Courtesy of Merc Photography

Courtesy of Merc Photography

When I stepped out of Terminal West Tuesday, Feb. 7, I bid my fellow congregation members a bittersweet goodbye. What had started as an impromptu Tuesday night concert transformed into a full-on religious experience. Tchami stood above the crowd, behind the pulpit, in clerical, priest-like clothes. His mixing board was placed atop a glowing lectern, which pulsed bright white in sync with the music.

Martin Bresso, better known as Tchami, is a house music producer from Paris who entered the scene in 2013. I was introduced to Tchami’s music through his remix of “You Know You Like It” by AlunaGeorge. His first EP, Promesses, was released in 2013 for free under the Fool’s Gold Records label and I recently rediscovered Tchami after his song “Missing You,” featuring AC Slater and Kaleem Taylor, landed in my weekly spotify recommendations.

While Tchami is not as prolific as some other DJs such as The Chainsmokers or Skrillex, he sports a number of impressive production credits including ”Applause” by Lady Gaga, “Lean On” by Major Lazer and DJ Snake and “You Know You Like It” by DJ Snake and AlunaGeorge. If those songs sound familiar, then congratulations — you own a radio or computer. Tchami’s ability to contribute to mainstream hits while maintaining his own brand identity marks him as a formidable producer to watch out for in the coming years.

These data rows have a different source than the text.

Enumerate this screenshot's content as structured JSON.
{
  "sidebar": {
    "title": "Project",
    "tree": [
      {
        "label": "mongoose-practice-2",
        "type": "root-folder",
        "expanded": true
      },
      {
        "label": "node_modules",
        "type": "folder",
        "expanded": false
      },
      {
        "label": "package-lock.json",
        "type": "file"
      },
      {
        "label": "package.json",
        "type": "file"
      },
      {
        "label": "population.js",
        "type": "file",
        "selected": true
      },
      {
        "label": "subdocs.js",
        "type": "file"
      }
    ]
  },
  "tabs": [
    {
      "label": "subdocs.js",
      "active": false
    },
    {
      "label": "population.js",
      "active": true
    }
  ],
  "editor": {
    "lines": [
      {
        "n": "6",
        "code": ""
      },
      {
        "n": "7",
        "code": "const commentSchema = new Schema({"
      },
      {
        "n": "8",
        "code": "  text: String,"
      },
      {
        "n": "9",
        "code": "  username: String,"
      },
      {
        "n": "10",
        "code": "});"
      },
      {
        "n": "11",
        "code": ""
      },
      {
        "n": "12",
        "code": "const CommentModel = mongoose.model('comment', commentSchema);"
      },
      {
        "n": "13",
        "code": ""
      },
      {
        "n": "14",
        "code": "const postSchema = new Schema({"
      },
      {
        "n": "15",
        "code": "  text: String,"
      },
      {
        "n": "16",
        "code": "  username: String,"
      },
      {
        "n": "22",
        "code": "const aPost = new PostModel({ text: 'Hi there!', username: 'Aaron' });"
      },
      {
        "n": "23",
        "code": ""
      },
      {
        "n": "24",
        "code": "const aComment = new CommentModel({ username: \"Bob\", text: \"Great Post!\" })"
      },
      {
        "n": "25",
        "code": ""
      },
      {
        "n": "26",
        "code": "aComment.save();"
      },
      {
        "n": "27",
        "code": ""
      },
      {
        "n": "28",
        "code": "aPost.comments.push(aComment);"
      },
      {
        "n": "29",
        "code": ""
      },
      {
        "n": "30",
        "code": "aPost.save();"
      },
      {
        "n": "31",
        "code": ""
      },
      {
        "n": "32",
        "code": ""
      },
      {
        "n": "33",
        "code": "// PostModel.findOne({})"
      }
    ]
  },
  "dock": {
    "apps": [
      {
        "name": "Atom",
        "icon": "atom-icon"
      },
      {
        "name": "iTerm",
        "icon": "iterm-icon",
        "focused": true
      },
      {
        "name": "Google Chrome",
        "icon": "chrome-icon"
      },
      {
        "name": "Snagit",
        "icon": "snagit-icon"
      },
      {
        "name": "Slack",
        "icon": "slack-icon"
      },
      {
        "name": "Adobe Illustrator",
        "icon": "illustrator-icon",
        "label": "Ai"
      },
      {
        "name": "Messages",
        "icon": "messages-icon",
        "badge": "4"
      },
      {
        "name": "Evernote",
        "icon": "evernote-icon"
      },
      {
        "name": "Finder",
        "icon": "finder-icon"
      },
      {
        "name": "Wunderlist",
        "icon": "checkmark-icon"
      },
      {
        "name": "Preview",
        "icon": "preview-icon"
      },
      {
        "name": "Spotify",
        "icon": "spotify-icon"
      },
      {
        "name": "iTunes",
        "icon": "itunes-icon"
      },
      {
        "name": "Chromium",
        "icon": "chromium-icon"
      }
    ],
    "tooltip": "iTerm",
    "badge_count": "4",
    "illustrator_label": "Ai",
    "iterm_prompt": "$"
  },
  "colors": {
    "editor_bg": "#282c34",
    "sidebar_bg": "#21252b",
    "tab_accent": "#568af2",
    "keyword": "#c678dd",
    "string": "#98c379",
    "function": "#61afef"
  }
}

Tchami’s clerical symbolism permeates his merchandising, set design, clothing and even his stage presence. His hats are adorned with praying hand patches and one of his album covers features a gothic church. I’ve never seen such energy in a crowd as at Tchami. It was almost as if Tchami had revived an army of undead to bounce and groove to the undulating drops and peaks of his set. The multi-tiered concert space was comfortably filled so that people had enough space around them to dance and no one was throwing elbows in your face. While no one likes to sacrifice their viewing perch at a concert, people were more than willing to give each other a turn at the front row.

The sweaty furrowed brow of the EDM raver relaxed into a sweaty amiable expression as Tchami sent wave after wave of good vibes through the audience. Everyone was dancing in their own unique style; I was bouncing and shimmying (Read: Inflatable Flailing Arm Man) while the group of guys next to me whiplashed their heads back and forth. Tchami interspersed original tracks like “Shot Caller” and “Prophecy” with remixes and kept the energy levels at the right level so that the crowd wouldn’t be dead tired after only an hour. Tchami coordinated the lights to flash along to the drop of his songs. This dazzled and revived the crowd as if each drop were the first of the night.

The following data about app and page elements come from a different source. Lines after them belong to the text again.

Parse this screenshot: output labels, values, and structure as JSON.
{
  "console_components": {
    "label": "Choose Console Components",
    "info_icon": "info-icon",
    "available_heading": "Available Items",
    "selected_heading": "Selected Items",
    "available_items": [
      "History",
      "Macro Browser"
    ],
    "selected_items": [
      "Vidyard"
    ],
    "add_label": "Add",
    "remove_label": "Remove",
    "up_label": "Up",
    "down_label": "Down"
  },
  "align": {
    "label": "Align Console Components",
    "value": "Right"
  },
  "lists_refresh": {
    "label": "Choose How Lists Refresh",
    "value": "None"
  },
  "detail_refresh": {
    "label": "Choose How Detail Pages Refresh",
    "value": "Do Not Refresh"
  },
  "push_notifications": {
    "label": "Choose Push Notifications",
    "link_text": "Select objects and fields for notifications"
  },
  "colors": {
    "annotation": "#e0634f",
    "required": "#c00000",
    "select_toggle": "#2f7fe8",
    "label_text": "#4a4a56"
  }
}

As an occasional fan of EDM music (I don’t have any of it saved on my personal Spotify, Apple Music or Soundcloud pages, but I do enjoy it at parties), I did not know what to expect from Tchami. The usual “Unce, unce, unce, unce,” head-banger is not my cup of tea. Instead, Tchami offered all the energy of a Skrillex concert with the soul of an Aretha Franklin ballad. The drops were syncopated and unique; in short, unpredictable. The glowing white set bathed the crowd in light while the air reverberated with heavy bass. The medieval style of the pulpit mix gave the set a futuristic yet classic aesthetic. This works considering that Tchami is considered to be the father and pioneer of the “future house” genre. His concert certainly was an unforgettable experience that redefined my perception of EDM and house music. This talented producer is going to get big, so learn to pronounce his name now, and you won’t sound dumb when your friends try to claim they found him first.